While Forrester’s survey shows that mobile advertising is on a strong growth trajectory, it also highlights the challenges that marketers face in developing campaigns for wireless platforms. More than half of marketers said they don’t have enough resources allocated to mobile advertising, and only 42% believe that their teams have the right skills for it.
What Will 2018 Bring for Online Video? [MediaPost]
“Brand safety will continue to be a topic of concern in 2018, but the discussion will transition into one of brand appropriateness — a more nuanced, sophisticated evaluation of what’s suitable for an individual brand,” says Bettina Hein, founder and CEO of video ad tech firm Pixability. “Contextual ad targeting will also make a comeback after advertisers discover the pitfalls of pure person-based targeting.
Bleacher Report got people to spend more than five minutes per day in its app by introducing a tab for Vine-like video loops. The USA Today Network reformatted its digital properties to give users more personalized Facebook-like webpages, which increased time spent per article by 75 percent. The Outline increased time spent per session by 30 percent by embedding 3-D objects into articles. Forbes increased its average session length nearly by 40 percent by redesigning its mobile site to include Snapchat-like cards.
Ad-block walls keep users away from viewing the content unless they switch off their ad blocker or whitelist the website, but the study also shows that these walls decrease the number of visitors to websites. Only 9.3% of users agree to whitelist the website if required and 24.1% whitelist websites temporarily before turning on the ad blocker after leaving the site. Some 66.5% of U.S. users do not whitelist the website, with about 42.5% leaving the page to search for the information elsewhere.
As short-form video floods social channels, Wieser said, brands have less incentive to pay higher prices to place the TV-style ads that accompany many videos online. To continue to attract advertisers, Wieser believes publishers will need to create “very high quality” videos, which can be expensive and time-consuming to produce.
“Mobile inventory itself is not necessarily so expensive,” Friedman said. “What’s driving the prices is the ability to refine that inventory more accurately based on things like location.” Although mobile supply still exceeds demand on “a broad open-market basis,” Friedman said, as advertisers and agencies get more sophisticated with their mobile buying and start layering on targeting signals, supply will constrict and prices will go up.

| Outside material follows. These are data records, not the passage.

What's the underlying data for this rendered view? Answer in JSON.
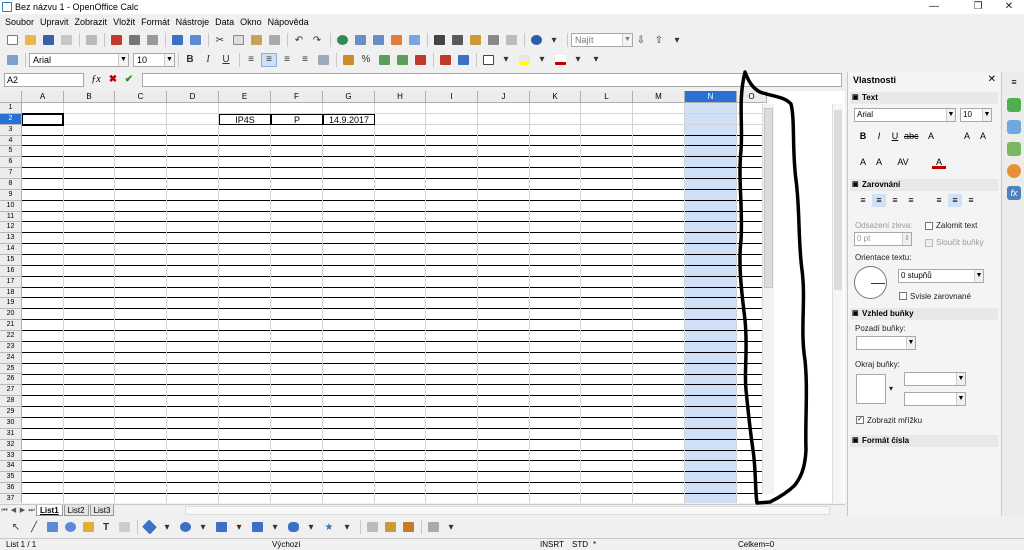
{
  "window": {
    "title": "Bez názvu 1 - OpenOffice Calc",
    "minimize": "—",
    "maximize": "❐",
    "close": "✕"
  },
  "menu": [
    "Soubor",
    "Upravit",
    "Zobrazit",
    "Vložit",
    "Formát",
    "Nástroje",
    "Data",
    "Okno",
    "Nápověda"
  ],
  "toolbar": {
    "find_placeholder": "Najít"
  },
  "format_toolbar": {
    "font": "Arial",
    "size": "10",
    "bold": "B",
    "italic": "I",
    "underline": "U"
  },
  "formula_bar": {
    "cell_ref": "A2",
    "content": ""
  },
  "grid": {
    "columns": [
      "A",
      "B",
      "C",
      "D",
      "E",
      "F",
      "G",
      "H",
      "I",
      "J",
      "K",
      "L",
      "M",
      "N",
      "O"
    ],
    "rows": [
      "1",
      "2",
      "3",
      "4",
      "5",
      "6",
      "7",
      "8",
      "9",
      "10",
      "11",
      "12",
      "13",
      "14",
      "15",
      "16",
      "17",
      "18",
      "19",
      "20",
      "21",
      "22",
      "23",
      "24",
      "25",
      "26",
      "27",
      "28",
      "29",
      "30",
      "31",
      "32",
      "33",
      "34",
      "35",
      "36",
      "37"
    ],
    "selected_column": "N",
    "active_cell": "A2",
    "cells": {
      "E2": "IP4S",
      "F2": "P",
      "G2": "14.9.2017"
    }
  },
  "sheets": [
    "List1",
    "List2",
    "List3"
  ],
  "active_sheet": "List1",
  "status": {
    "page": "List 1 / 1",
    "style": "Výchozí",
    "mode": "INSRT",
    "selection": "STD",
    "modified": "*",
    "sum": "Celkem=0"
  },
  "sidebar": {
    "title": "Vlastnosti",
    "text": {
      "header": "Text",
      "font": "Arial",
      "size": "10"
    },
    "alignment": {
      "header": "Zarovnání",
      "indent_label": "Odsazení zleva:",
      "indent_value": "0 pt",
      "wrap_label": "Zalomit text",
      "merge_label": "Sloučit buňky",
      "orientation_label": "Orientace textu:",
      "orientation_value": "0 stupňů",
      "vertical_label": "Svisle zarovnané"
    },
    "appearance": {
      "header": "Vzhled buňky",
      "background_label": "Pozadí buňky:",
      "border_label": "Okraj buňky:",
      "gridlines_label": "Zobrazit mřížku"
    },
    "number_format": {
      "header": "Formát čísla"
    }
  }
}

Over the past year and a half, advertisers have continually pounded their fists, demanding that they’ll only buy ads that are guaranteed to be seen by a user. The push for viewability gave the impression that advertisers would spend branding campaign dollars with publishers that had highly viewable ads, said Erik Requidan, vp of programmatic strategy at Intermarkets, which helps publishers including Drudge Report and The Political Insider market their ad inventory to buyers.

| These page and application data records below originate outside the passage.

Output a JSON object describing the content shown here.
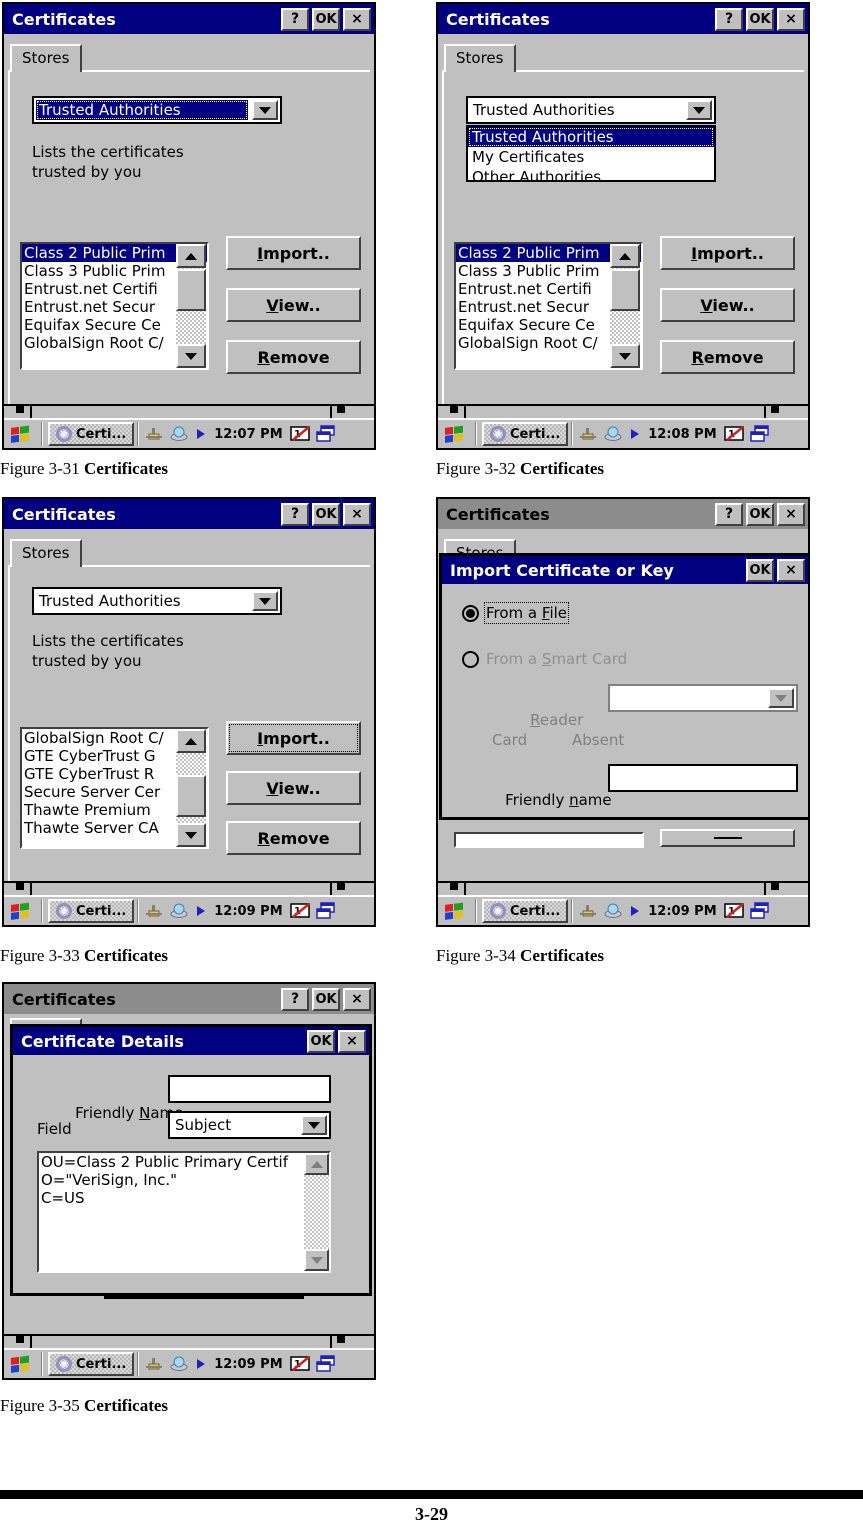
{
  "document": {
    "page_number": "3-29",
    "captions": [
      {
        "number": "Figure 3-31 ",
        "title": "Certificates"
      },
      {
        "number": "Figure 3-32 ",
        "title": "Certificates"
      },
      {
        "number": "Figure 3-33 ",
        "title": "Certificates"
      },
      {
        "number": "Figure 3-34 ",
        "title": "Certificates"
      },
      {
        "number": "Figure 3-35 ",
        "title": "Certificates"
      }
    ]
  },
  "common": {
    "window_title": "Certificates",
    "help_btn": "?",
    "ok_btn": "OK",
    "close_btn": "×",
    "tab_stores": "Stores",
    "store_description": "Lists the certificates\ntrusted by you",
    "buttons": {
      "import": "Import..",
      "import_accel": "I",
      "import_rest": "mport..",
      "view": "View..",
      "view_accel": "V",
      "view_rest": "iew..",
      "remove": "Remove",
      "remove_accel": "R",
      "remove_rest": "emove"
    },
    "taskbar": {
      "start_icon": "windows-flag-icon",
      "task_label": "Certi...",
      "task_icon": "gear-icon",
      "tray_icons": [
        "connection-icon",
        "network-icon",
        "play-arrow-icon",
        "date-pen-icon",
        "windows-tasks-icon"
      ]
    }
  },
  "fig31": {
    "title": "Certificates",
    "tab": "Stores",
    "combo_value": "Trusted Authorities",
    "description": "Lists the certificates\ntrusted by you",
    "cert_list": [
      "Class 2 Public Prim",
      "Class 3 Public Prim",
      "Entrust.net Certifi",
      "Entrust.net Secur",
      "Equifax Secure Ce",
      "GlobalSign Root C/"
    ],
    "selected_index": 0,
    "clock": "12:07 PM"
  },
  "fig32": {
    "title": "Certificates",
    "tab": "Stores",
    "combo_value": "Trusted Authorities",
    "dropdown_options": [
      "Trusted Authorities",
      "My Certificates",
      "Other Authorities"
    ],
    "dropdown_selected_index": 0,
    "cert_list": [
      "Class 2 Public Prim",
      "Class 3 Public Prim",
      "Entrust.net Certifi",
      "Entrust.net Secur",
      "Equifax Secure Ce",
      "GlobalSign Root C/"
    ],
    "selected_index": 0,
    "clock": "12:08 PM"
  },
  "fig33": {
    "title": "Certificates",
    "tab": "Stores",
    "combo_value": "Trusted Authorities",
    "description": "Lists the certificates\ntrusted by you",
    "cert_list": [
      "GlobalSign Root C/",
      "GTE CyberTrust G",
      "GTE CyberTrust R",
      "Secure Server Cer",
      "Thawte Premium",
      "Thawte Server CA"
    ],
    "selected_index": -1,
    "clock": "12:09 PM"
  },
  "fig34": {
    "parent_title": "Certificates",
    "parent_tab": "Stores",
    "dialog_title": "Import Certificate or Key",
    "dialog_ok": "OK",
    "dialog_close": "×",
    "radio_file_label": "From a File",
    "radio_file_accel": "F",
    "radio_smartcard_label": "From a Smart Card",
    "radio_smartcard_accel": "S",
    "reader_label": "Reader",
    "reader_accel": "R",
    "reader_value": "",
    "card_label": "Card",
    "card_status": "Absent",
    "friendly_name_label": "Friendly name",
    "friendly_name_accel": "n",
    "friendly_name_value": "",
    "clock": "12:09 PM"
  },
  "fig35": {
    "parent_title": "Certificates",
    "dialog_title": "Certificate Details",
    "dialog_ok": "OK",
    "dialog_close": "×",
    "friendly_name_label": "Friendly Name",
    "friendly_name_accel": "N",
    "friendly_name_value": "",
    "field_label": "Field",
    "field_value": "Subject",
    "detail_lines": [
      "OU=Class 2 Public Primary Certif",
      "O=\"VeriSign, Inc.\"",
      "C=US"
    ],
    "clock": "12:09 PM"
  }
}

Mobile Will Catch Up to E-Commerce by 2021 [Retail Dive]
Yet many companies operating commerce apps aren’t investing as much in the mobile opportunity as they perhaps should be. The BI report quotes a finding from the BDO retail Compass Survey of CFOs last year that found only 38% of companies are planning to increase their mobile app investments even as m-commerce continues to grow sharply. Also, even fewer — 31% — plan to invest in optimization of their mobile web experiences.

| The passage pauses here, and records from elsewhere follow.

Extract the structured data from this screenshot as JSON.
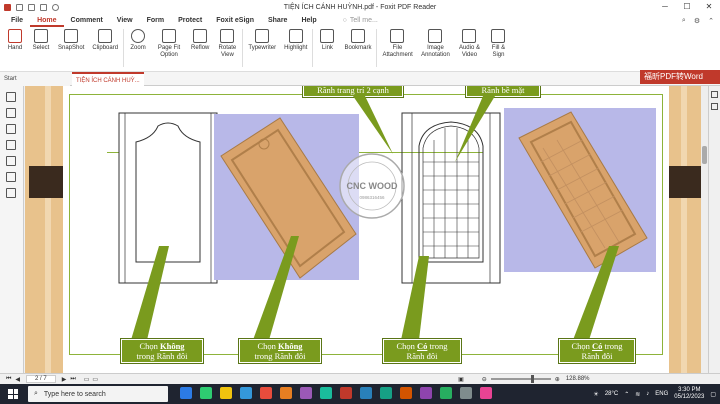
{
  "window": {
    "title": "TIỆN ÍCH CÁNH HUỲNH.pdf - Foxit PDF Reader"
  },
  "menu": [
    "File",
    "Home",
    "Comment",
    "View",
    "Form",
    "Protect",
    "Foxit eSign",
    "Share",
    "Help"
  ],
  "tell_me": "Tell me...",
  "ribbon": [
    {
      "label": "Hand",
      "icon": "hand-icon"
    },
    {
      "label": "Select",
      "icon": "select-icon"
    },
    {
      "label": "SnapShot",
      "icon": "snapshot-icon"
    },
    {
      "label": "Clipboard",
      "icon": "clipboard-icon"
    },
    {
      "label": "Zoom",
      "icon": "zoom-icon"
    },
    {
      "label": "Page Fit Option",
      "icon": "page-fit-icon"
    },
    {
      "label": "Reflow",
      "icon": "reflow-icon"
    },
    {
      "label": "Rotate View",
      "icon": "rotate-icon"
    },
    {
      "label": "Typewriter",
      "icon": "typewriter-icon"
    },
    {
      "label": "Highlight",
      "icon": "highlight-icon"
    },
    {
      "label": "Link",
      "icon": "link-icon"
    },
    {
      "label": "Bookmark",
      "icon": "bookmark-icon"
    },
    {
      "label": "File Attachment",
      "icon": "file-attachment-icon"
    },
    {
      "label": "Image Annotation",
      "icon": "image-annotation-icon"
    },
    {
      "label": "Audio & Video",
      "icon": "audio-video-icon"
    },
    {
      "label": "Fill & Sign",
      "icon": "fill-sign-icon"
    }
  ],
  "tabs": {
    "start": "Start",
    "doc": "TIỆN ÍCH CÁNH HUỲ..."
  },
  "ad_banner": "福昕PDF转Word",
  "document": {
    "top_label_1": "Rãnh trang trí 2 cạnh",
    "top_label_2": "Rãnh bề mặt",
    "watermark": "CNC WOOD",
    "watermark_phone": "0986316456",
    "captions": [
      {
        "pre": "Chọn ",
        "em": "Không",
        "line2": "trong Rãnh đôi"
      },
      {
        "pre": "Chọn ",
        "em": "Không",
        "line2": "trong Rãnh đôi"
      },
      {
        "pre": "Chọn ",
        "em": "Có",
        "post": " trong",
        "line2": "Rãnh đôi"
      },
      {
        "pre": "Chọn ",
        "em": "Có",
        "post": " trong",
        "line2": "Rãnh đôi"
      }
    ]
  },
  "status": {
    "page": "2 / 7",
    "zoom": "128.88%"
  },
  "taskbar": {
    "search": "Type here to search",
    "weather": "28°C",
    "lang": "ENG",
    "time": "3:30 PM",
    "date": "05/12/2023"
  },
  "colors": {
    "accent": "#c0392b",
    "caption_green": "#7a9b1e",
    "wood": "#d9a36b",
    "background_wood": "#e8c28c"
  }
}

But an integral part of that process is for advertisers to clearly define as part of their programmatic strategy what brand safety means to their particular brand. Brand safety is a subjective metric, Kratchman said, and the tolerance threshold varies for every brand. One brand’s safety nightmare is another brand’s media buy, and platforms are going to have to adapt to that. The adaptation has begun, with a combination of technological solutions and human oversight, both of which are necessary to give advertisers the control they demand, said Ken Suh, COO of News Corp.-owned video ad platform Unruly.
Digital Ad Growth is Accelerating [Business Insider]
Unlocking Augmented Reality for Business [TheNextWeb]
Google and Facebook Broke a Promise to Advertisers [Business Insider]